(CNN) -- While many teenagers will be focusing on opening presents and eating turkey, this Christmas Day Jessica Watson will be poring over weather maps.
After circumnavigating the globe by herself at the age of just 16, it would be easy to presume that a 628-nautical-mile race would not faze the sailor. But the Australian teen is not taking any chances when she enters the Rolex Sydney to Hobart Yacht Race, beginning on December 26.
Now aged 18, Watson will skipper the youngest-ever crew in the ocean race.
"We've ticked all the boxes", says Watson. "This last week is all about keeping your cool."
Watson became the youngest person ever to sail around the world non-stop and unassisted last year.
Her 23,000-nautical-mile journey came to an end in Sydney Harbor amid much fanfare. Thousands of people lined the foreshore to greet her, leisure boats sailed through the heads alongside her and she was officially welcomed home by the then Prime Minister Kevin Rudd.
It is in the same harbor where the celebrations took place that the Rolex Sydney to Hobart will start next week. Watson will skipper "Another Challenge," one of 89 boats in the fleet this year.
"Round-the-world is all about slow and steady and keeping your head together for the 200-plus days," says Watson.
This race provides a completely different challenge of leading a team, where the average age is only 19. With all competitors required to be aged 18 and over, Watson only just qualifies.
"We learned a lot in the practice run -- it's all about communicating. When the communication goes well, we sail really well," she says.
The crew of 10 -- four women and six men -- comes from both sides of the globe, with its members a mix of the best young talent from Australia and Britain.
Despite their age Watson insists they have the experience, with two already having competed in the event previously. Some of the crew come from racing backgrounds and the skipper says others have clocked up a huge amount of offshore miles in their relatively short lives.
But Watson is under no illusion about how challenging the race can be. The course takes the fleet down the south-east coast of Australia and across the treacherous Tasman Sea. The conditions are notoriously demanding. In 1998 six crew lost their lives at sea when rough weather hit.

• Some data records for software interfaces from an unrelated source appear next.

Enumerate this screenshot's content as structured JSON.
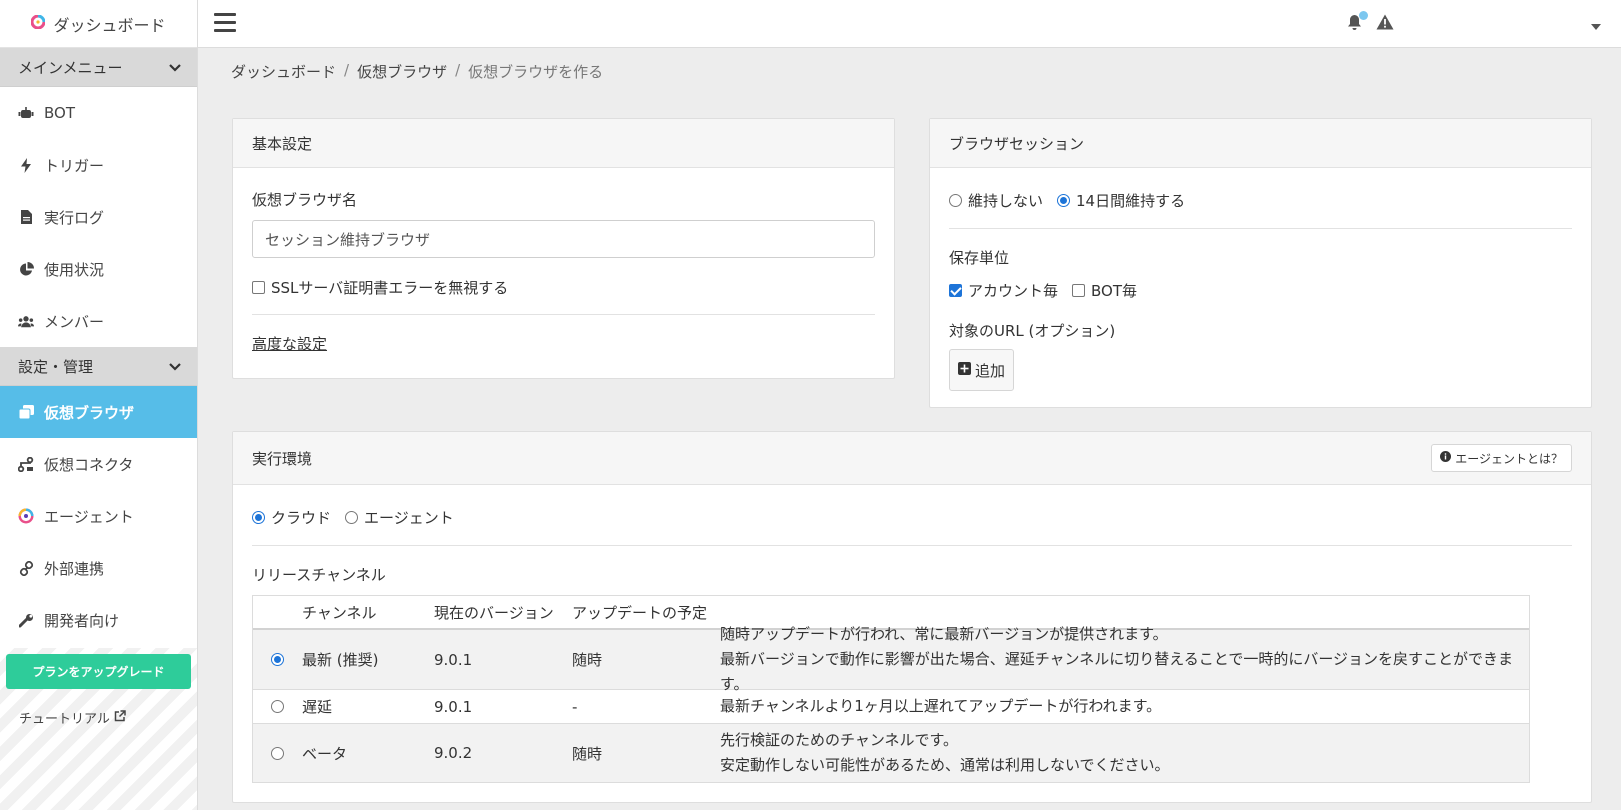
{
  "brand": {
    "name": "ダッシュボード"
  },
  "sidebar": {
    "sections": [
      {
        "label": "メインメニュー",
        "items": [
          {
            "label": "BOT",
            "icon": "robot-icon"
          },
          {
            "label": "トリガー",
            "icon": "bolt-icon"
          },
          {
            "label": "実行ログ",
            "icon": "file-icon"
          },
          {
            "label": "使用状況",
            "icon": "pie-chart-icon"
          },
          {
            "label": "メンバー",
            "icon": "users-icon"
          }
        ]
      },
      {
        "label": "設定・管理",
        "items": [
          {
            "label": "仮想ブラウザ",
            "icon": "browser-copy-icon",
            "active": true
          },
          {
            "label": "仮想コネクタ",
            "icon": "connector-icon"
          },
          {
            "label": "エージェント",
            "icon": "agent-icon"
          },
          {
            "label": "外部連携",
            "icon": "link-icon"
          },
          {
            "label": "開発者向け",
            "icon": "wrench-icon"
          }
        ]
      }
    ],
    "upgrade_label": "プランをアップグレード",
    "tutorial_label": "チュートリアル"
  },
  "breadcrumb": [
    "ダッシュボード",
    "仮想ブラウザ",
    "仮想ブラウザを作る"
  ],
  "basic": {
    "title": "基本設定",
    "name_label": "仮想ブラウザ名",
    "name_value": "セッション維持ブラウザ",
    "ssl_label": "SSLサーバ証明書エラーを無視する",
    "ssl_checked": false,
    "advanced_label": "高度な設定"
  },
  "session": {
    "title": "ブラウザセッション",
    "options": [
      "維持しない",
      "14日間維持する"
    ],
    "selected": 1,
    "unit_label": "保存単位",
    "units": [
      {
        "label": "アカウント毎",
        "checked": true
      },
      {
        "label": "BOT毎",
        "checked": false
      }
    ],
    "url_label": "対象のURL (オプション)",
    "add_label": "追加"
  },
  "runtime": {
    "title": "実行環境",
    "info_button": "エージェントとは？",
    "options": [
      "クラウド",
      "エージェント"
    ],
    "selected": 0,
    "channel_label": "リリースチャンネル",
    "columns": [
      "チャンネル",
      "現在のバージョン",
      "アップデートの予定"
    ],
    "rows": [
      {
        "channel": "最新 (推奨)",
        "version": "9.0.1",
        "schedule": "随時",
        "desc": [
          "随時アップデートが行われ、常に最新バージョンが提供されます。",
          "最新バージョンで動作に影響が出た場合、遅延チャンネルに切り替えることで一時的にバージョンを戻すことができます。"
        ],
        "selected": true
      },
      {
        "channel": "遅延",
        "version": "9.0.1",
        "schedule": "-",
        "desc": [
          "最新チャンネルより1ヶ月以上遅れてアップデートが行われます。"
        ],
        "selected": false
      },
      {
        "channel": "ベータ",
        "version": "9.0.2",
        "schedule": "随時",
        "desc": [
          "先行検証のためのチャンネルです。",
          "安定動作しない可能性があるため、通常は利用しないでください。"
        ],
        "selected": false
      }
    ]
  },
  "colors": {
    "accent": "#56bde8",
    "upgrade": "#2ecc9a",
    "radio": "#1d74d8"
  }
}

"Our number-one goal is to finish the race," Watson says. The sailor is well aware of the race's reputation of being tough. "You train for these sorts of things," she adds. "We've done endless amounts of overboard drills."
Watson and her crew have been in intensive training for the race since October. For six days a week they have combined fitness work with on-the-water training. Watson says sailing down to Hobart and back last month gave them the confidence they need going into the race. "We had quite a lot of tough conditions, which we wanted, and everyone held up well."
All eyes will be on the record-holding supermaxi "Wild Oates XI," vying for her sixth title, to take line honors. However, Watson's presence ensures "Another Challenge" will also be one of the yachts that will be closely monitored by the sporting world as she heads down the coast.
The young crew will be competing in the Sydney 38 class, and while their main aim is to finish the event, they are well aware that it is a race. "It's tough but we are hoping to be as competitive as possible, we've put the hard yards in," says Watson.
The final touches of their preparations will be made on Sunday, Christmas Day, when Watson and her crew will join the competitors for the traditional barbeque lunch at the yacht club.
It may not be a normal Christmas for the average teenager, but for someone who has spent most of her 18 years on the water, Watson gives the impression she wouldn't have it any other way.